Harm or Right? Polygamy’s Contested Terrain Within and Across Borders.

How does the criminalization of polygamy challenge nation-states to wrestle with competing laws and values of women’s right to equality, the right to freedom of religion and culture, and the right to sexual and familial intimacy? Polygamy is the practice in which an individual marries more than one spouse at the same time. There are several forms: polygyny, in which one man is married to several wives; polyandry, in which one woman is married to several husbands; and group marriage, in which more than two husbands are married to more than two wives. Polygyny is the more dominant form of polygamy globally; polyandry is largely concentrated in the Himalayan areas of South Asia, although it is sporadically found in Africa, Oceania, the Americas, and the Arctic. Group marriage is only practiced rarely in traditional societies. Contemporary societies have seen the growth of polyamory, which refers to romantic and/or sexual relationships involving multiple partners with or without marriage (Zeitzen 2008).
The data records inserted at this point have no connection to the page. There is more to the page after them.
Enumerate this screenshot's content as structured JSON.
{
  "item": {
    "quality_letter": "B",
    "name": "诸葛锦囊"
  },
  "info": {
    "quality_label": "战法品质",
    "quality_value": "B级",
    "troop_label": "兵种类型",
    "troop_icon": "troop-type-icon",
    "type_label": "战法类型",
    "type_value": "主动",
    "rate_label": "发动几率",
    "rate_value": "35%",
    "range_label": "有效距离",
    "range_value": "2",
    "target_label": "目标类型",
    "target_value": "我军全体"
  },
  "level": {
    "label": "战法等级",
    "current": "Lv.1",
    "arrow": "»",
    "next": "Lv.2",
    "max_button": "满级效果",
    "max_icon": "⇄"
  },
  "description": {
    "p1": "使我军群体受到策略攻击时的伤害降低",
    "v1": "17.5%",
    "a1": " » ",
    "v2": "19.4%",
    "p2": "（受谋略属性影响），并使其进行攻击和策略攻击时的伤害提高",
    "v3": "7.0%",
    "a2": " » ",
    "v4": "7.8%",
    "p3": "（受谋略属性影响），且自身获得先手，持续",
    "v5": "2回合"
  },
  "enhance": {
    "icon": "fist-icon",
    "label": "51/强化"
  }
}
This project compares polygamy’s regulation in Canada, the United States, France, and Mayotte to offer a window into national tensions concerning cultural tradition and transformations in sexual intimacy and family life in a globalizing world. Using ethnographic methods and legal and media analysis, it seeks to understand how nations contend with contested meanings of gender equality, citizenship, human rights, and religious freedom. Canada and the United States share an Anglo-Protestant heritage and a common border, and both face increasing concern over polygamy’s practice among fundamentalist Mormons. In France, where roughly 140,000 people live in polygamy, the government passed new legislation that seeks to compel these families to “de-cohabit.” On March 29, 2009, Mayotte citizens voted to become the 101st department of France and now must bar all forms of polygamous unions.
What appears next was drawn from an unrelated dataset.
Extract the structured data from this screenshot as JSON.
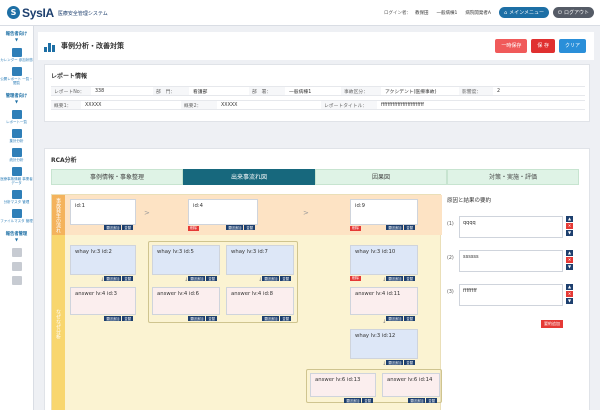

Three broad questions are addressed: 1) Does polygamy’s criminalization expand democratic citizenship rights and gender equality?  2) How do governments seek to balance competing rights of equality, sexual and familial intimacy, and religious freedom in regulating polygamy? 3) How do understandings of cultural patterns and laws regarding polygamy move across borders? Studying competing rights in the regulation of polygamy will contribute to an emerging body of research that seeks to understand how rights, gender, sexuality, and culture interact, come into conflict, and discursively construct one another. This research will further add to the growing body of literature on rights and citizenship by mapping out the boundaries of inclusion and exclusion that reflect broad political patterns of social difference and inequality, and apply to other global issues such as the politics of the “veil” and sex trafficking.
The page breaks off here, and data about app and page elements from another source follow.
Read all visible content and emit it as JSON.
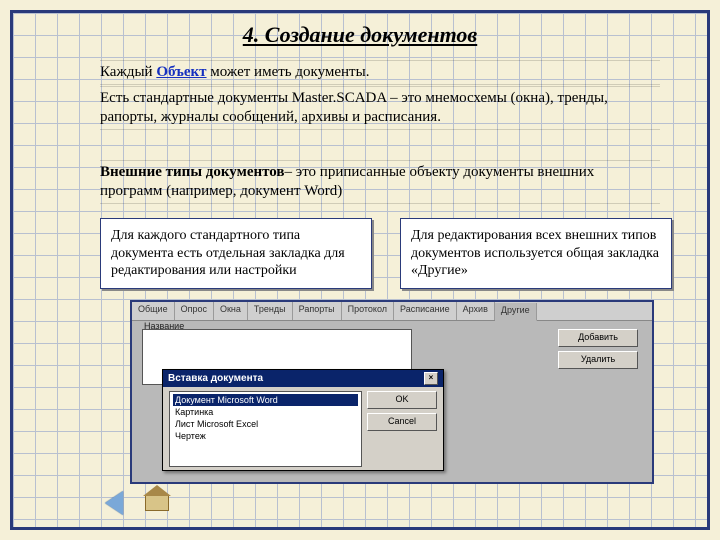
{
  "title": "4. Создание документов",
  "p1_pre": "Каждый ",
  "p1_link": "Объект",
  "p1_post": " может иметь документы.",
  "p2": "Есть стандартные документы Master.SCADA – это мнемосхемы (окна), тренды, рапорты, журналы сообщений, архивы и расписания.",
  "p3_bold": "Внешние типы документов",
  "p3_rest": "– это приписанные объекту документы внешних программ (например, документ Word)",
  "box_left": "Для каждого стандартного типа документа есть отдельная закладка для редактирования или настройки",
  "box_right": "Для редактирования всех внешних типов документов используется общая закладка «Другие»",
  "app": {
    "tabs": [
      "Общие",
      "Опрос",
      "Окна",
      "Тренды",
      "Рапорты",
      "Протокол",
      "Расписание",
      "Архив",
      "Другие"
    ],
    "panel_label": "Название",
    "buttons": {
      "add": "Добавить",
      "del": "Удалить"
    },
    "dialog": {
      "title": "Вставка документа",
      "items": [
        "Документ Microsoft Word",
        "Картинка",
        "Лист Microsoft Excel",
        "Чертеж"
      ],
      "ok": "OK",
      "cancel": "Cancel",
      "close": "×"
    }
  }
}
“Harm or Right? Polygamy’s Contested Terrain Within and Across Borders” is funded by a  5-year Social Sciences and Humanities Research Council (SSHRC) Insight Grant. It has been reviewed and approved by the McMaster Research Ethics Board at McMaster University (protocol # 2010-087).